**Stored items**
--- START ---
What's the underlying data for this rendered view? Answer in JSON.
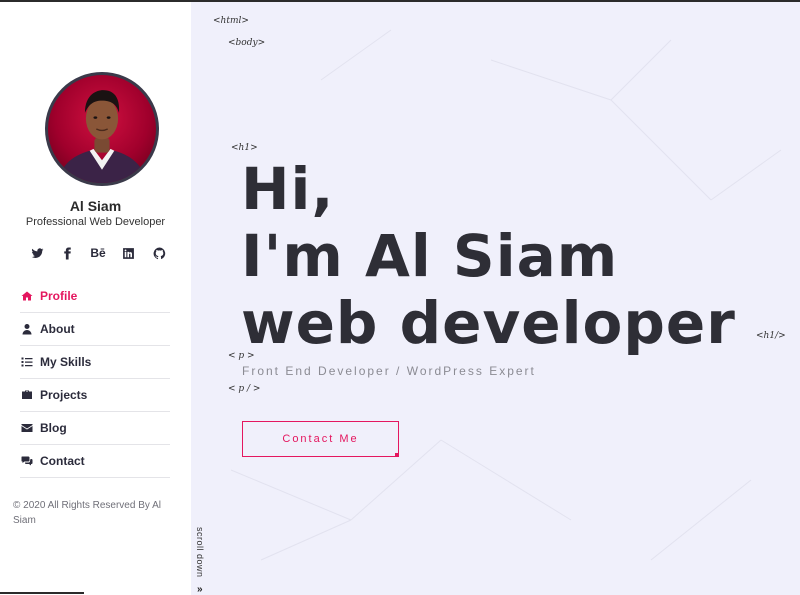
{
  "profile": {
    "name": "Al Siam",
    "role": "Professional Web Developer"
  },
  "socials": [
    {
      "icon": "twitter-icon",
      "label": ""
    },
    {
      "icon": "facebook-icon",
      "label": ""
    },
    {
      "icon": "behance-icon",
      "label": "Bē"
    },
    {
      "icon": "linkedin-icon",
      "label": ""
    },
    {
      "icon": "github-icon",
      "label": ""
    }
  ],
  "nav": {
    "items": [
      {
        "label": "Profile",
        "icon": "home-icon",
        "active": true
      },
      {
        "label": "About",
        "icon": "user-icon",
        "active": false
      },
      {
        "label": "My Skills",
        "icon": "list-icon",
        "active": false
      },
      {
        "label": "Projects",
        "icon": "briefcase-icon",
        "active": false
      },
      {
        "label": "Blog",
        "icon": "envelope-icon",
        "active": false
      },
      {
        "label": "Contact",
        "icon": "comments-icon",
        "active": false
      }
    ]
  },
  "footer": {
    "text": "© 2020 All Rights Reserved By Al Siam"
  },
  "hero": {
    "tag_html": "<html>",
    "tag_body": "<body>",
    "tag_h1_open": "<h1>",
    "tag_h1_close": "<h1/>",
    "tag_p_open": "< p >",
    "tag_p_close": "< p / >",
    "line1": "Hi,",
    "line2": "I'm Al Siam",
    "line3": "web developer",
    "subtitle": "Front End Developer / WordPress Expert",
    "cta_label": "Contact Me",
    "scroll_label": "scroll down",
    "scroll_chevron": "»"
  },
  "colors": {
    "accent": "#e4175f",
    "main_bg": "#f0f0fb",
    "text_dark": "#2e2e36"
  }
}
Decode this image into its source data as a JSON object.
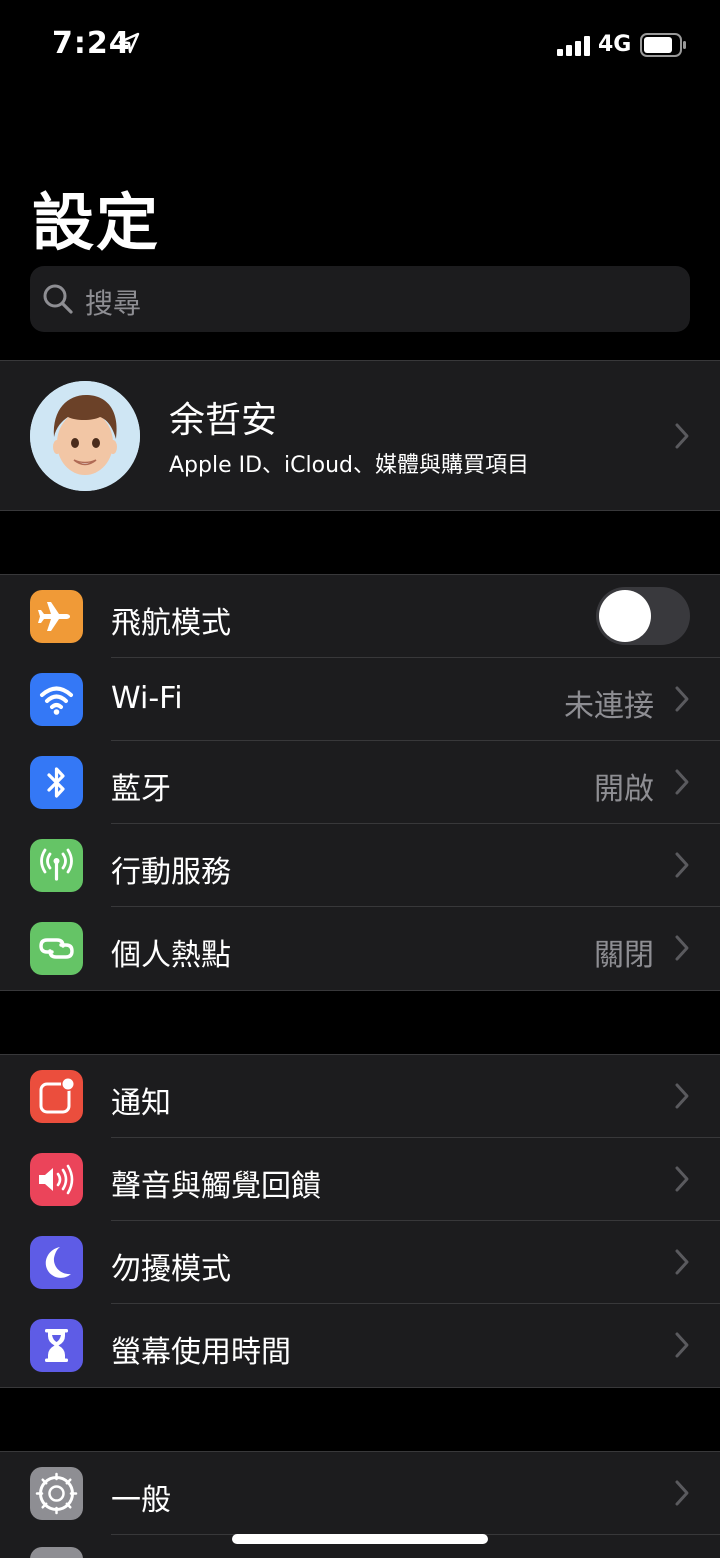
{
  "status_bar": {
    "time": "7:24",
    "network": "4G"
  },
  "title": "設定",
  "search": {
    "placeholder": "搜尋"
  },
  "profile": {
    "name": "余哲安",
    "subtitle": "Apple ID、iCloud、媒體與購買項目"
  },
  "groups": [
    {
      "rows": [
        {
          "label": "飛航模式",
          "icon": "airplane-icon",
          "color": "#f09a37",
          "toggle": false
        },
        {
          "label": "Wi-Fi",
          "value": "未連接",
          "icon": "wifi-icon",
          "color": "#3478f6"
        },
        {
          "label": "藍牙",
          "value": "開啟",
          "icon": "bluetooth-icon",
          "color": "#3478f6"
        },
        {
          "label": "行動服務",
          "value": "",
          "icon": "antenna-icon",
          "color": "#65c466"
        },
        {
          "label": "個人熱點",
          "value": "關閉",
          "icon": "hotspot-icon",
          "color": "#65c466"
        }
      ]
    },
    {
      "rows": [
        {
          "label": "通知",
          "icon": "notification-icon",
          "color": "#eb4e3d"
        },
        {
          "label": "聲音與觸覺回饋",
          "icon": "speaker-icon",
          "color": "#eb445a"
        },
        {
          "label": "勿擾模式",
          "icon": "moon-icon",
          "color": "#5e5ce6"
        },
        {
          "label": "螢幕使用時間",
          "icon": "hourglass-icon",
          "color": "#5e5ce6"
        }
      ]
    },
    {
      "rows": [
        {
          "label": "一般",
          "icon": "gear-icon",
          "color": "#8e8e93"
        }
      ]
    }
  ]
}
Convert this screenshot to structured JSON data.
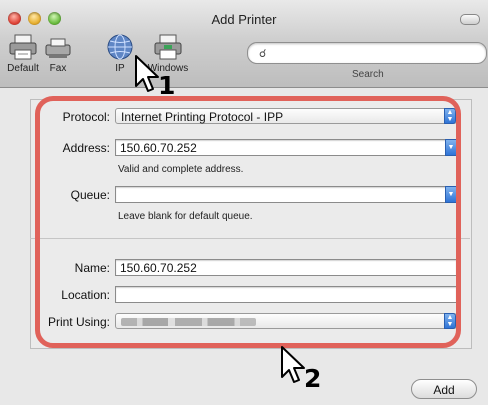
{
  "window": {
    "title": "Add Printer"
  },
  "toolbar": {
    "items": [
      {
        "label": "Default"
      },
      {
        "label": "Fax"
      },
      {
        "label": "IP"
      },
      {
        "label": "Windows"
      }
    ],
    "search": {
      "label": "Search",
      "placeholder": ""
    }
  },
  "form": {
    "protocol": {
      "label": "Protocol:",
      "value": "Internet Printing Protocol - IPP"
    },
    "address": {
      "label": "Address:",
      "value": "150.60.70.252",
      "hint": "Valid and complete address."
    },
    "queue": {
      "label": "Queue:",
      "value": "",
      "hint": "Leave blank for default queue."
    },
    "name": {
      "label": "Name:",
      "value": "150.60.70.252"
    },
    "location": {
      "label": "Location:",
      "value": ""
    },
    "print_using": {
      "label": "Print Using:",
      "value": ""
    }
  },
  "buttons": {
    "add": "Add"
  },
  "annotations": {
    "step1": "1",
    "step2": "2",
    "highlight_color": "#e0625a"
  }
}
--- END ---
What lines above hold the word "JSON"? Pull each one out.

**FINAL ANSWER**
What's the underlying data for this rendered view? Answer in JSON.
Decode this image into its source data as a JSON object.
Convert this screenshot to structured JSON data.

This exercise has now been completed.